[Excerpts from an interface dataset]
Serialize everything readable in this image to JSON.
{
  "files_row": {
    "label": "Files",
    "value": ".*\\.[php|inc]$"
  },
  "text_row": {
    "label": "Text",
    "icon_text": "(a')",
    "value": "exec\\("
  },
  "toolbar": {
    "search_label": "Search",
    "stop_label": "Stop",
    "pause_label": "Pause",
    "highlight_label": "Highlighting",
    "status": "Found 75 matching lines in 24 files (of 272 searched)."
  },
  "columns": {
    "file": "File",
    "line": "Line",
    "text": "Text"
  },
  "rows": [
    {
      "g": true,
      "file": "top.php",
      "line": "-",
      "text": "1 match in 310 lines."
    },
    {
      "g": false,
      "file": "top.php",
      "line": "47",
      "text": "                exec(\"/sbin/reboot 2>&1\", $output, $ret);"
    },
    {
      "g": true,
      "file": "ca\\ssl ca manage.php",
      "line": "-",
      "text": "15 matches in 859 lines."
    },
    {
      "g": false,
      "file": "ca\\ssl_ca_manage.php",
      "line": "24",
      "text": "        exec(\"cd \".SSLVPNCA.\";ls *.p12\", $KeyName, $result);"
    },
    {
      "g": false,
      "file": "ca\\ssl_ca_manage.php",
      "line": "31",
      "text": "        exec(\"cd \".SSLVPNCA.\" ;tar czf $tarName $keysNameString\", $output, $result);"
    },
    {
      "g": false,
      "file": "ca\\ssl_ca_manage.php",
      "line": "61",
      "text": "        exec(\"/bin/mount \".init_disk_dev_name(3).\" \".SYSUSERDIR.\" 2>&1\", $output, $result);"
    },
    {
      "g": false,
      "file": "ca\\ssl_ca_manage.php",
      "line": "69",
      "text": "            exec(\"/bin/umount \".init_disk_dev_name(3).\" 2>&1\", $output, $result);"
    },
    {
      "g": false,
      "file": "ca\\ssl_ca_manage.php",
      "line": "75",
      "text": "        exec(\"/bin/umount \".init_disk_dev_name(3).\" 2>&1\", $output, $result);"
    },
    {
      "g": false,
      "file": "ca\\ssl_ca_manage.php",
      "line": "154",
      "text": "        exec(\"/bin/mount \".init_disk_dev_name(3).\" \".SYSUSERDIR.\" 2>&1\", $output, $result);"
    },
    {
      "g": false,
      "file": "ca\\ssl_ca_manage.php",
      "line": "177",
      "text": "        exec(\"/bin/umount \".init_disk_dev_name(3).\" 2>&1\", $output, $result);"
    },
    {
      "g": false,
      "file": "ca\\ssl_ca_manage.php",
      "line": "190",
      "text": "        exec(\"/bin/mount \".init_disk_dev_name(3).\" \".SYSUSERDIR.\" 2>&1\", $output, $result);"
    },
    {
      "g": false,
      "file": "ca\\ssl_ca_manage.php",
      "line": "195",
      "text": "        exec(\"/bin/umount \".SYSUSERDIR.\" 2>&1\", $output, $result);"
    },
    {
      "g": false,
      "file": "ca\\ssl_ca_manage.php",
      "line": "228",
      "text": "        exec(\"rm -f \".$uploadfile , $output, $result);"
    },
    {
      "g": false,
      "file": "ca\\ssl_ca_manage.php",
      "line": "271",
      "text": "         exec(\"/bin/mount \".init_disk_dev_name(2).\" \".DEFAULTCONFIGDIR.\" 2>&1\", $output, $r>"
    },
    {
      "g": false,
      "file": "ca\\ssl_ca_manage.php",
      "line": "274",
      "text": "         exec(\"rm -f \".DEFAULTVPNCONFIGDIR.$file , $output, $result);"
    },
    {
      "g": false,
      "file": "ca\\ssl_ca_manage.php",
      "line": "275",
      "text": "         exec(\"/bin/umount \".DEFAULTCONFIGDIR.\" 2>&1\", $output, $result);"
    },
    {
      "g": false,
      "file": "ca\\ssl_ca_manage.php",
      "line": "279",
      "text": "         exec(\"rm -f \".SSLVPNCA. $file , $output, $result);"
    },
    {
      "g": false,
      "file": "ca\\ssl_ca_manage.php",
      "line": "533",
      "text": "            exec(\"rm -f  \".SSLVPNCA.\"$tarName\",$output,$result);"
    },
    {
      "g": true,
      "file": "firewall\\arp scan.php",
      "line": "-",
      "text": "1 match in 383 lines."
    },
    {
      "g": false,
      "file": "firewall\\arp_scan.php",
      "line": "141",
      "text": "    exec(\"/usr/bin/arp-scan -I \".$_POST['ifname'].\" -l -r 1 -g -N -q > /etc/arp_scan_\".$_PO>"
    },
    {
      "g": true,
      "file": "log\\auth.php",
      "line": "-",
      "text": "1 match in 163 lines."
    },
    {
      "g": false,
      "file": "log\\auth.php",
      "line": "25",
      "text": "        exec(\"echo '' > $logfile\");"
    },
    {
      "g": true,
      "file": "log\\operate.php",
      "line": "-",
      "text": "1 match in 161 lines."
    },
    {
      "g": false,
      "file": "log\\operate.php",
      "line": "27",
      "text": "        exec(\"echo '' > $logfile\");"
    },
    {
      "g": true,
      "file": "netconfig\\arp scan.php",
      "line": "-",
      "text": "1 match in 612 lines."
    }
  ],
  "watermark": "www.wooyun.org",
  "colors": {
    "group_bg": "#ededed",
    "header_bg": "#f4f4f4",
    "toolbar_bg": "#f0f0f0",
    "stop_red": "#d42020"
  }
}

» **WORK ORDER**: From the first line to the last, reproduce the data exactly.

» **SOLUTION**:
Serialize everything readable in this image to JSON.
{
  "files_row": {
    "label": "Files",
    "value": ".*\\.[php|inc]$"
  },
  "text_row": {
    "label": "Text",
    "icon_text": "(a')",
    "value": "exec\\("
  },
  "toolbar": {
    "search_label": "Search",
    "stop_label": "Stop",
    "pause_label": "Pause",
    "highlight_label": "Highlighting",
    "status": "Found 75 matching lines in 24 files (of 272 searched)."
  },
  "columns": {
    "file": "File",
    "line": "Line",
    "text": "Text"
  },
  "rows": [
    {
      "g": true,
      "file": "top.php",
      "line": "-",
      "text": "1 match in 310 lines."
    },
    {
      "g": false,
      "file": "top.php",
      "line": "47",
      "text": "                exec(\"/sbin/reboot 2>&1\", $output, $ret);"
    },
    {
      "g": true,
      "file": "ca\\ssl ca manage.php",
      "line": "-",
      "text": "15 matches in 859 lines."
    },
    {
      "g": false,
      "file": "ca\\ssl_ca_manage.php",
      "line": "24",
      "text": "        exec(\"cd \".SSLVPNCA.\";ls *.p12\", $KeyName, $result);"
    },
    {
      "g": false,
      "file": "ca\\ssl_ca_manage.php",
      "line": "31",
      "text": "        exec(\"cd \".SSLVPNCA.\" ;tar czf $tarName $keysNameString\", $output, $result);"
    },
    {
      "g": false,
      "file": "ca\\ssl_ca_manage.php",
      "line": "61",
      "text": "        exec(\"/bin/mount \".init_disk_dev_name(3).\" \".SYSUSERDIR.\" 2>&1\", $output, $result);"
    },
    {
      "g": false,
      "file": "ca\\ssl_ca_manage.php",
      "line": "69",
      "text": "            exec(\"/bin/umount \".init_disk_dev_name(3).\" 2>&1\", $output, $result);"
    },
    {
      "g": false,
      "file": "ca\\ssl_ca_manage.php",
      "line": "75",
      "text": "        exec(\"/bin/umount \".init_disk_dev_name(3).\" 2>&1\", $output, $result);"
    },
    {
      "g": false,
      "file": "ca\\ssl_ca_manage.php",
      "line": "154",
      "text": "        exec(\"/bin/mount \".init_disk_dev_name(3).\" \".SYSUSERDIR.\" 2>&1\", $output, $result);"
    },
    {
      "g": false,
      "file": "ca\\ssl_ca_manage.php",
      "line": "177",
      "text": "        exec(\"/bin/umount \".init_disk_dev_name(3).\" 2>&1\", $output, $result);"
    },
    {
      "g": false,
      "file": "ca\\ssl_ca_manage.php",
      "line": "190",
      "text": "        exec(\"/bin/mount \".init_disk_dev_name(3).\" \".SYSUSERDIR.\" 2>&1\", $output, $result);"
    },
    {
      "g": false,
      "file": "ca\\ssl_ca_manage.php",
      "line": "195",
      "text": "        exec(\"/bin/umount \".SYSUSERDIR.\" 2>&1\", $output, $result);"
    },
    {
      "g": false,
      "file": "ca\\ssl_ca_manage.php",
      "line": "228",
      "text": "        exec(\"rm -f \".$uploadfile , $output, $result);"
    },
    {
      "g": false,
      "file": "ca\\ssl_ca_manage.php",
      "line": "271",
      "text": "         exec(\"/bin/mount \".init_disk_dev_name(2).\" \".DEFAULTCONFIGDIR.\" 2>&1\", $output, $r>"
    },
    {
      "g": false,
      "file": "ca\\ssl_ca_manage.php",
      "line": "274",
      "text": "         exec(\"rm -f \".DEFAULTVPNCONFIGDIR.$file , $output, $result);"
    },
    {
      "g": false,
      "file": "ca\\ssl_ca_manage.php",
      "line": "275",
      "text": "         exec(\"/bin/umount \".DEFAULTCONFIGDIR.\" 2>&1\", $output, $result);"
    },
    {
      "g": false,
      "file": "ca\\ssl_ca_manage.php",
      "line": "279",
      "text": "         exec(\"rm -f \".SSLVPNCA. $file , $output, $result);"
    },
    {
      "g": false,
      "file": "ca\\ssl_ca_manage.php",
      "line": "533",
      "text": "            exec(\"rm -f  \".SSLVPNCA.\"$tarName\",$output,$result);"
    },
    {
      "g": true,
      "file": "firewall\\arp scan.php",
      "line": "-",
      "text": "1 match in 383 lines."
    },
    {
      "g": false,
      "file": "firewall\\arp_scan.php",
      "line": "141",
      "text": "    exec(\"/usr/bin/arp-scan -I \".$_POST['ifname'].\" -l -r 1 -g -N -q > /etc/arp_scan_\".$_PO>"
    },
    {
      "g": true,
      "file": "log\\auth.php",
      "line": "-",
      "text": "1 match in 163 lines."
    },
    {
      "g": false,
      "file": "log\\auth.php",
      "line": "25",
      "text": "        exec(\"echo '' > $logfile\");"
    },
    {
      "g": true,
      "file": "log\\operate.php",
      "line": "-",
      "text": "1 match in 161 lines."
    },
    {
      "g": false,
      "file": "log\\operate.php",
      "line": "27",
      "text": "        exec(\"echo '' > $logfile\");"
    },
    {
      "g": true,
      "file": "netconfig\\arp scan.php",
      "line": "-",
      "text": "1 match in 612 lines."
    }
  ],
  "watermark": "www.wooyun.org",
  "colors": {
    "group_bg": "#ededed",
    "header_bg": "#f4f4f4",
    "toolbar_bg": "#f0f0f0",
    "stop_red": "#d42020"
  }
}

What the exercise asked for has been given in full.